- Enfirouaper: To cheat someone. This comes from "in fur wrap". Centuries ago, fur traders would sell a ballot of fur, actually filled with cardboard in the middle.
- Flat: The deflation of a pneumatic tire. Can also mean a belly flop.
- Frencher: [fʁɛntʃe]. To French-kiss.
- Lift: Previously used only in the sense of giving a lift to someone in one's vehicle, now used to designate any kind of lift.
- Mossel: Muscle.
- Peppermint, usually pronounced like popper man
- Pinotte: Peanuts. Unlike most other borrowings, this one is sometimes seen written, usually spelled like here. (also a street slang for amphetamines)
- les States: [le stei̯t]. Used when referring to the USA.
- Tinque : Usually [tẽːk]. Used in the sense of "container": Tinque à gaz [fuel tank].
- Toaster: [tostɚ]. Toaster.
- Tough: [tɔf]. Tough.
- Truck: [tʁɔk]. Truck.
- Suit: Coat.
- Ski-doo: Snowmobile (based on Bombardier's Ski-Doo brand).
Some words were also previously thought to be of English origin, although modern research has shown them to be from regional French dialects:
- Pitoune (log, cute girl, loose girl): previously thought to come from "happy town" although the word "pitchoune" exists in dialects from southern France and means "cute girl".
- Poutine: was thought to come from "pudding", but some have drawn a parallel with the Occitan word "poudingo", a stew made of scraps, which was (in Montreal) the previous use of the term.
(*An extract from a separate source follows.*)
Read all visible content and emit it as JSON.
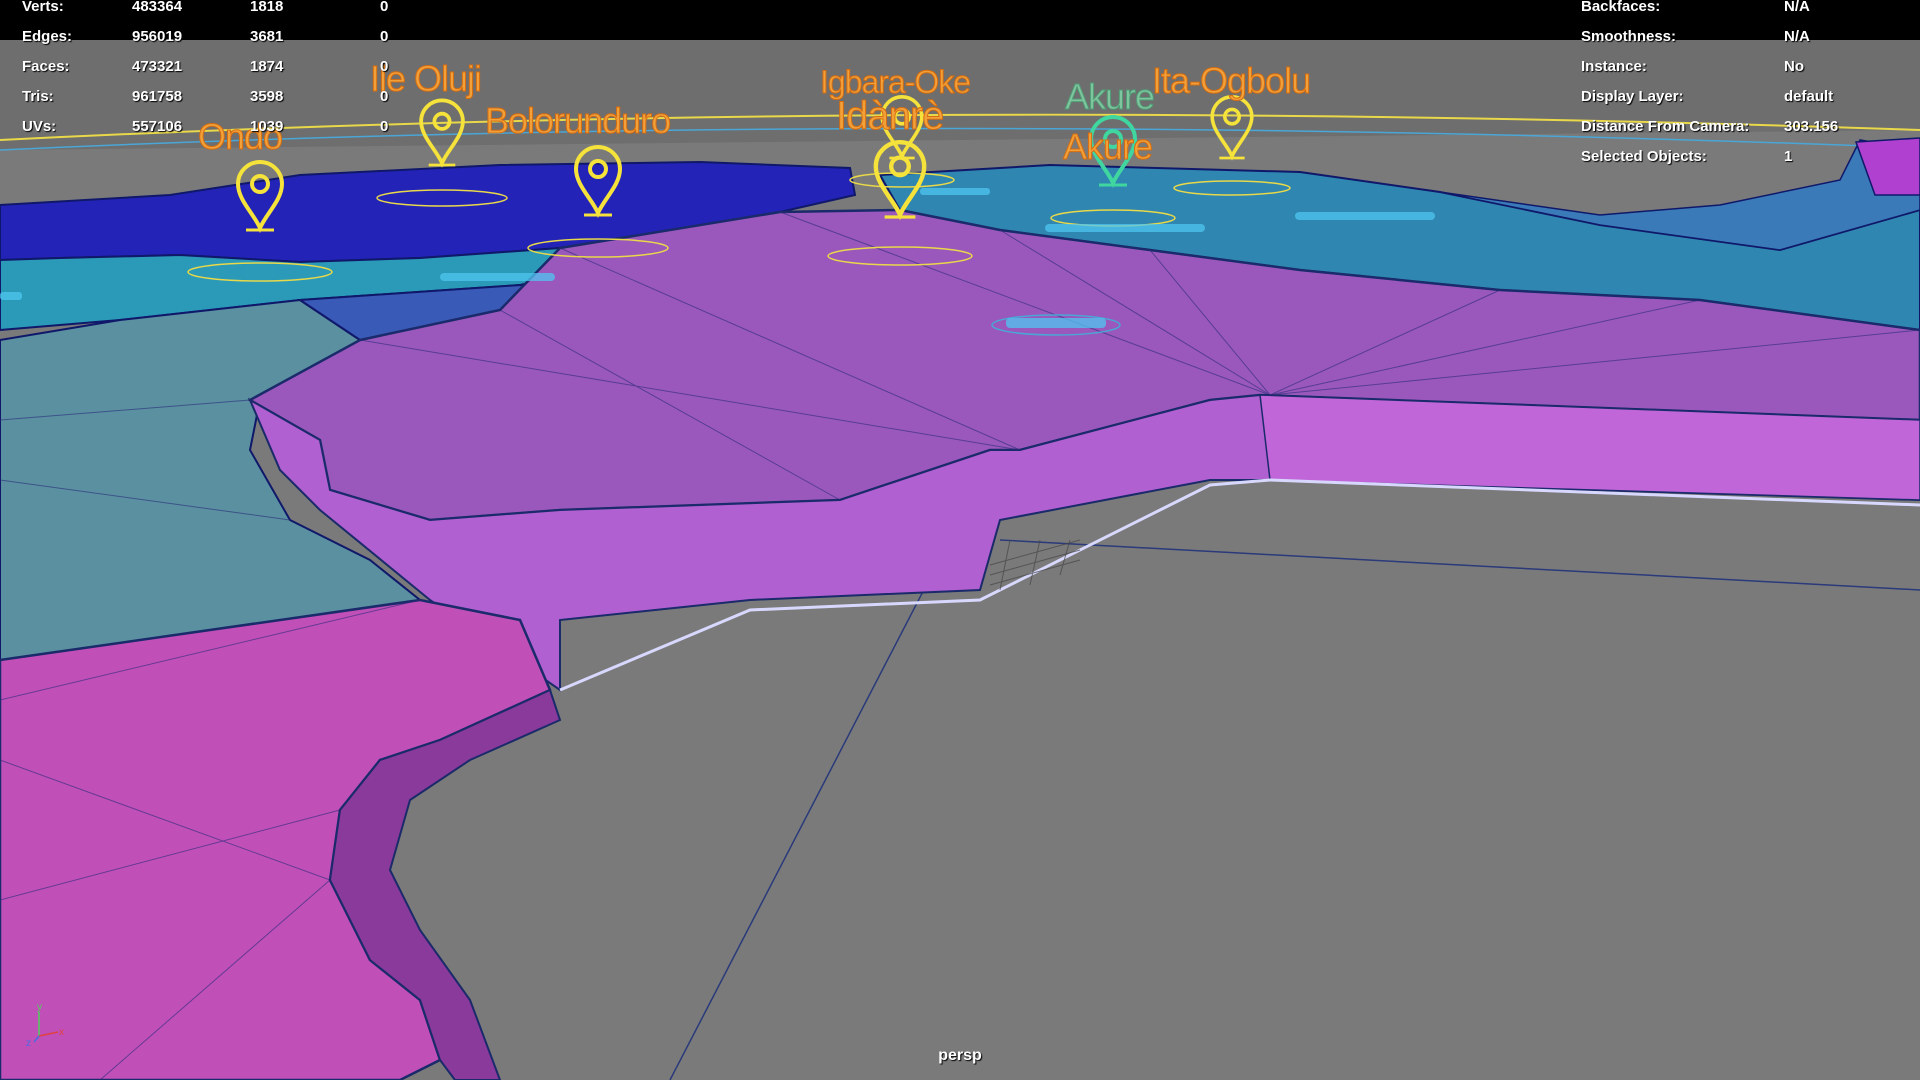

- Gilles Lefebvre, «Faut-il miser sur le joual?» Le Devoir 1965, 30 octobre; «L'étude de la culture: la linguistique.» Recherche sociographiques 3:1-2.233-249, 1962; Henri Wittmann, 1973. «Le joual, c'est-tu un créole?» La Linguistique 1973, 9:2.83-93.
- Marc Picard, "La diphtongue /wa/ et ses équivalents en français du Canada." Cahiers de linguistique de l'Université du Québec 1974, 4.147-164.
- Henri Wittmann, "Le français de Paris dans le français des Amériques." Proceedings of the International Congress of Linguists 16.0416 (Paris, 20-25 juillet 1997). Oxford: Pergamon (CD edition). 
- Gilles Charest, Le livre des sacres et blasphèmes québécois. Montréal: L"Aurore, 1974; Jean-Pierre Pichette, Le guide raisonné des jurons. Montréal: Les Quinze, 1980; Diane Vincent, Pressions et impressions sur les sacres au Québec. Québec: Office de la langue française, 1982.
- The standard reference to this subject is Gilles Colpron, Les anglicismes au Québec: Répertoire classifié. Montréal: Beauchemin.
- Gaston Dulong, Dictionnaire des canadianismes. Québec: Larousse Canada, 1989, p. 180. However, this view of enfirouaper as an Anglicism is strongly disputed today. 
- Quebec French
- Quebec French lexicon
- Quebec French profanity
- French language
- English language